Your objective: From the first line to the last, set down the data exactly as given.

Source information:
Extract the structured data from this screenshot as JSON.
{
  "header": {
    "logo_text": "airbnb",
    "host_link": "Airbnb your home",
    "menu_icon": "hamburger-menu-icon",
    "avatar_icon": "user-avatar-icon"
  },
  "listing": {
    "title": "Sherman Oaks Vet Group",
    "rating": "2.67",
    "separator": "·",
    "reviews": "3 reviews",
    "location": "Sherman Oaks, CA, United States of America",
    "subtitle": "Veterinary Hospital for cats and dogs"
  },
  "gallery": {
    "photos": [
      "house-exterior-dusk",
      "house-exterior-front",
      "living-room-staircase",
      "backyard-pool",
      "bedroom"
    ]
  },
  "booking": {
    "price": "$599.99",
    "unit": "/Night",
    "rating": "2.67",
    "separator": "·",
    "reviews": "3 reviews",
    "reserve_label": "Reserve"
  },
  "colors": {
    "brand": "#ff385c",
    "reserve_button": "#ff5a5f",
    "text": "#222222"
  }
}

Result for this task:
Extract the structured data from this screenshot as JSON.
{
  "header": {
    "logo_text": "airbnb",
    "host_link": "Airbnb your home",
    "menu_icon": "hamburger-menu-icon",
    "avatar_icon": "user-avatar-icon"
  },
  "listing": {
    "title": "Sherman Oaks Vet Group",
    "rating": "2.67",
    "separator": "·",
    "reviews": "3 reviews",
    "location": "Sherman Oaks, CA, United States of America",
    "subtitle": "Veterinary Hospital for cats and dogs"
  },
  "gallery": {
    "photos": [
      "house-exterior-dusk",
      "house-exterior-front",
      "living-room-staircase",
      "backyard-pool",
      "bedroom"
    ]
  },
  "booking": {
    "price": "$599.99",
    "unit": "/Night",
    "rating": "2.67",
    "separator": "·",
    "reviews": "3 reviews",
    "reserve_label": "Reserve"
  },
  "colors": {
    "brand": "#ff385c",
    "reserve_button": "#ff5a5f",
    "text": "#222222"
  }
}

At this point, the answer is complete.